▶ [PROBLEM TO WORK ON]:
Among the entries below, find the lines with "Saint" and copy them.

▶ [RECORDS FOR THIS EXERCISE]:

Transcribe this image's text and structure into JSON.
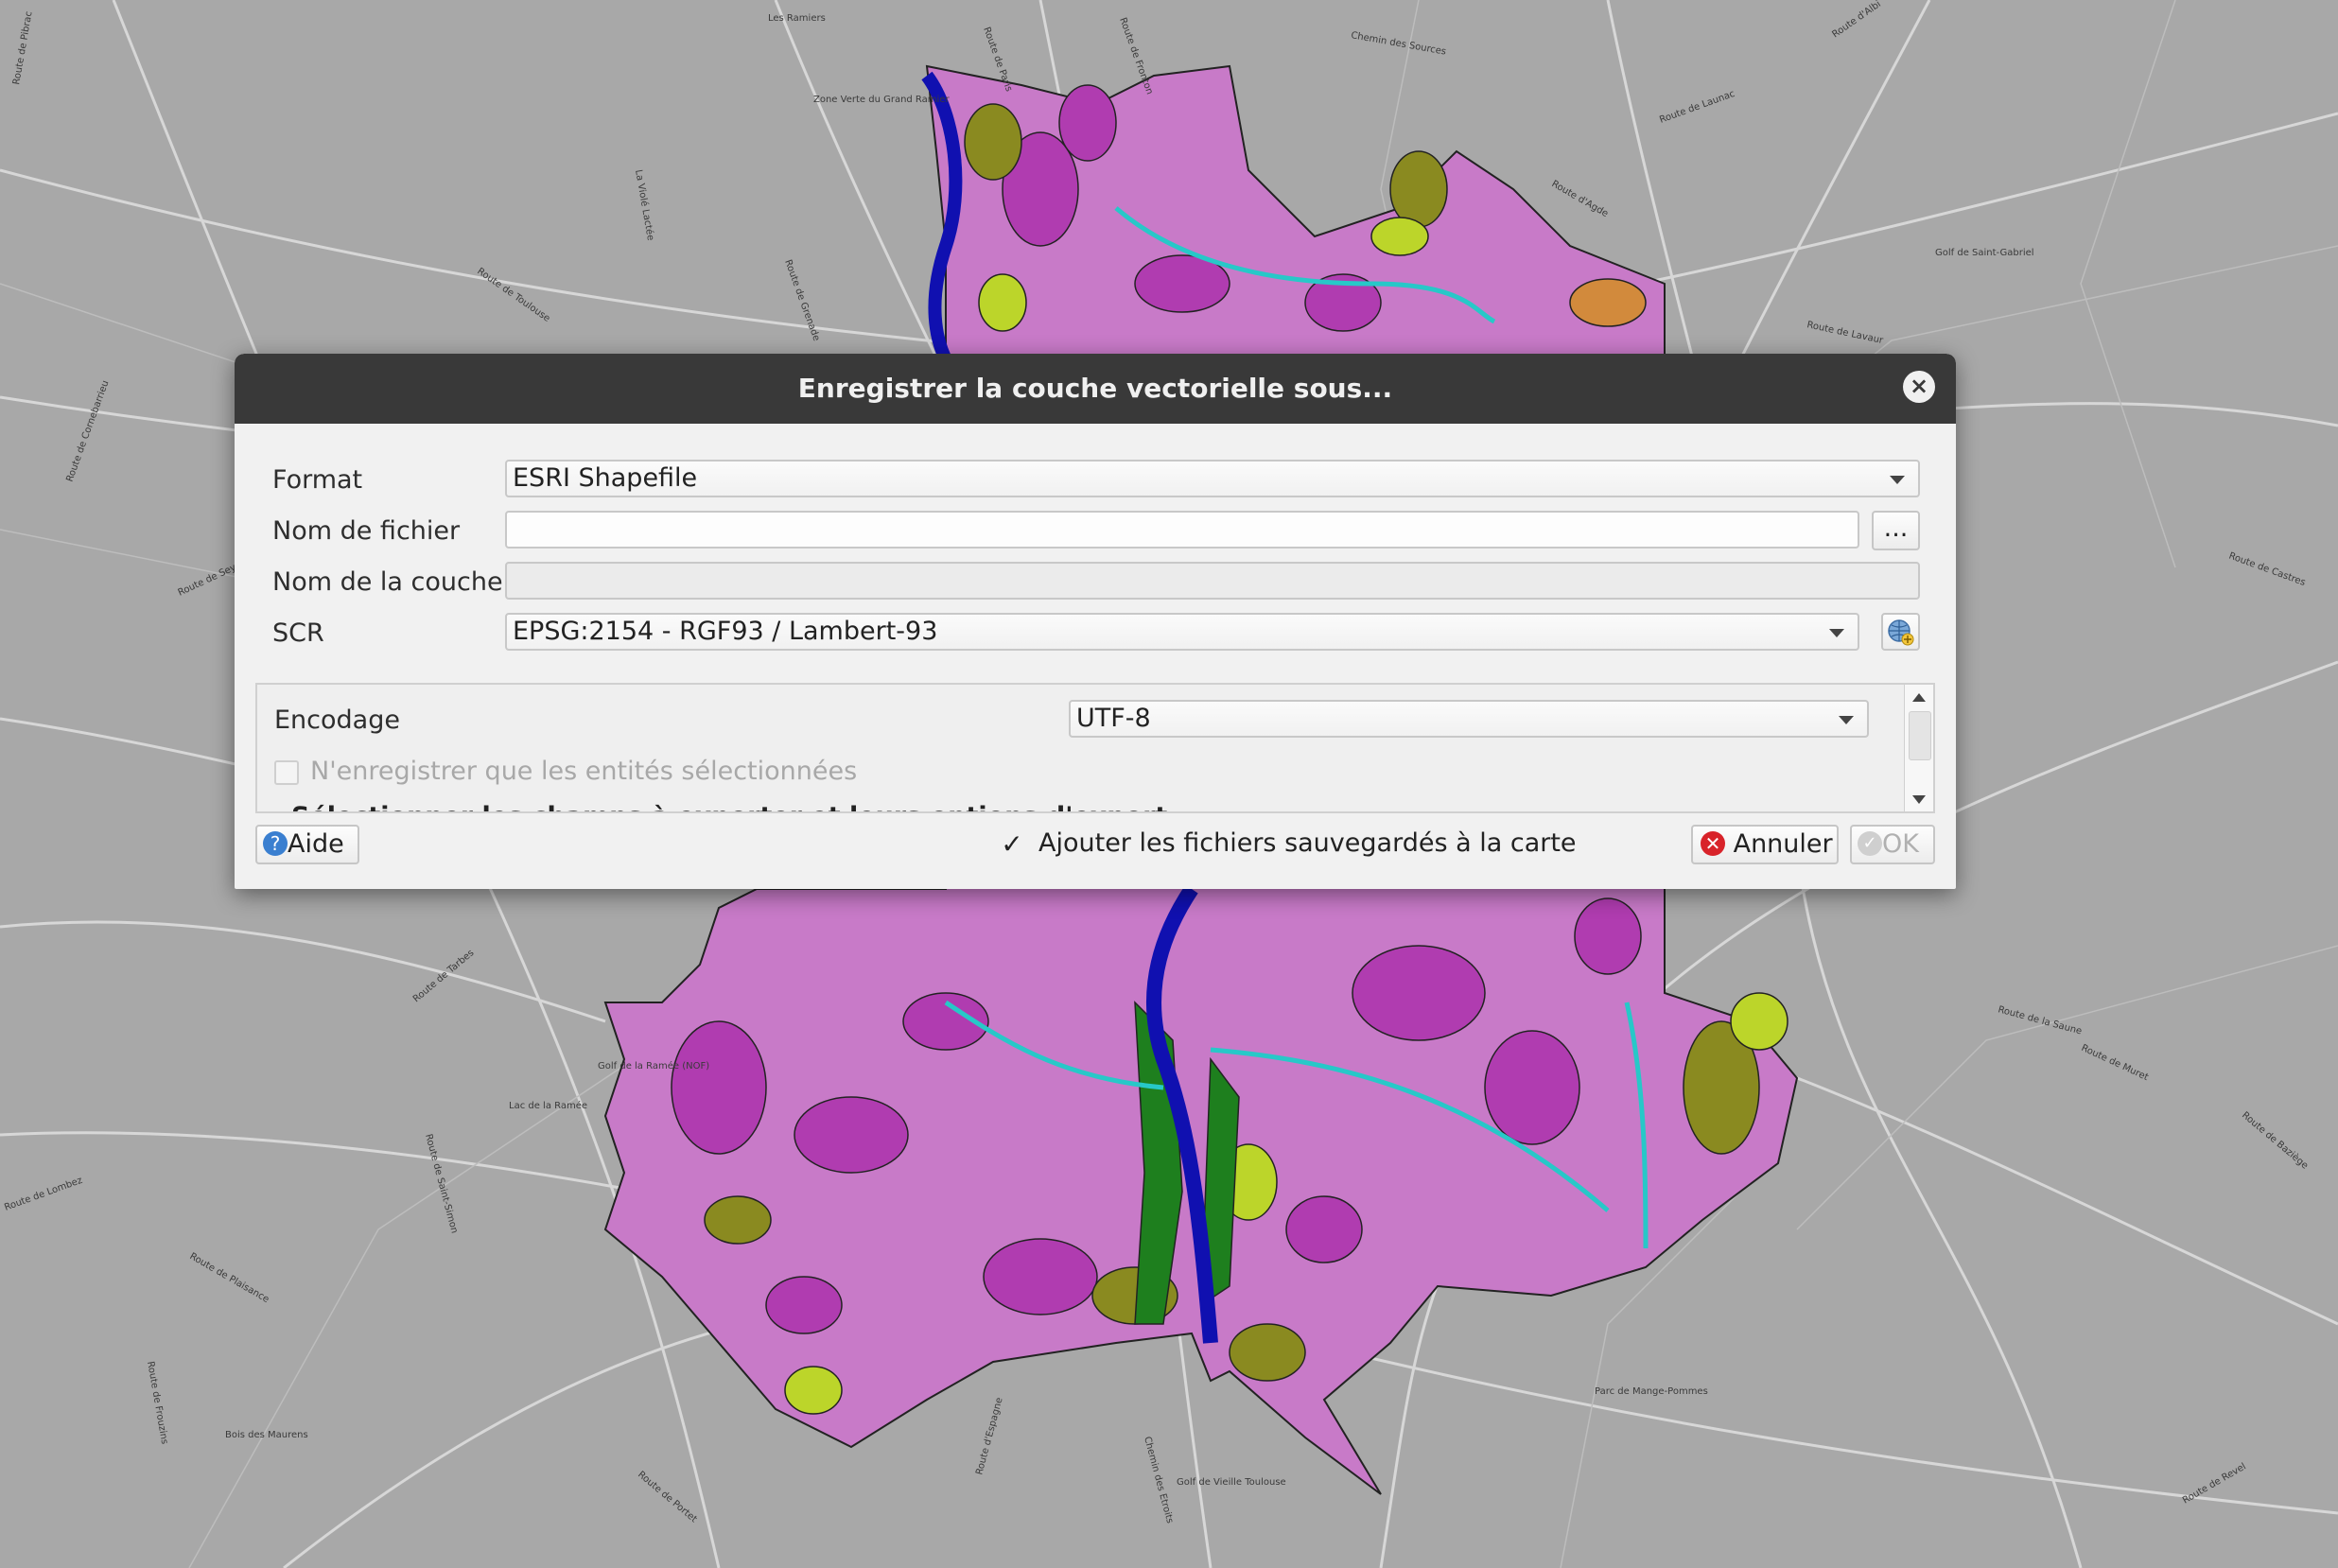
{
  "dialog": {
    "title": "Enregistrer la couche vectorielle sous...",
    "close_icon": "×",
    "format": {
      "label": "Format",
      "value": "ESRI Shapefile"
    },
    "filename": {
      "label": "Nom de fichier",
      "value": "",
      "browse_label": "..."
    },
    "layername": {
      "label": "Nom de la couche",
      "value": ""
    },
    "crs": {
      "label": "SCR",
      "value": "EPSG:2154 - RGF93 / Lambert-93",
      "selector_icon": "crs-globe-icon"
    },
    "options": {
      "encoding": {
        "label": "Encodage",
        "value": "UTF-8"
      },
      "selected_only": {
        "label": "N'enregistrer que les entités sélectionnées",
        "checked": false,
        "enabled": false
      },
      "fields_heading_partial": "Sélectionner les champs à exporter et leurs options d'export"
    },
    "footer": {
      "help_label": "Aide",
      "add_to_map": {
        "label": "Ajouter les fichiers sauvegardés à la carte",
        "checked": true
      },
      "cancel_label": "Annuler",
      "ok_label": "OK"
    }
  },
  "map": {
    "labels": [
      "Les Ramiers",
      "Route de Paris",
      "Route de Fronton",
      "Chemin des Sources",
      "Route d'Albi",
      "Route de Pibrac",
      "Zone Verte du Grand Ramier",
      "La Violé Lactée",
      "Route d'Agde",
      "Golf de Saint-Gabriel",
      "Route de Toulouse",
      "Route de Grenade",
      "Route de Launac",
      "Route de Lavaur",
      "Route de Cornebarrieu",
      "Route de Tarbes",
      "Golf de la Ramée (NOF)",
      "Lac de la Ramée",
      "Route de Lombez",
      "Route de Saint-Simon",
      "Route de Plaisance",
      "Route de Frouzins",
      "Bois des Maurens",
      "Route de Portet",
      "Route d'Espagne",
      "Chemin des Etroits",
      "Golf de Vieille Toulouse",
      "Parc de Mange-Pommes",
      "Route de Revel",
      "Route de la Saune",
      "Route de Castres",
      "Route de Baziège",
      "Route de Seysses",
      "Route de Muret"
    ]
  }
}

▶ [YOUR SOLUTION]:
      "Golf de Saint-Gabriel",
      "Route de Saint-Simon",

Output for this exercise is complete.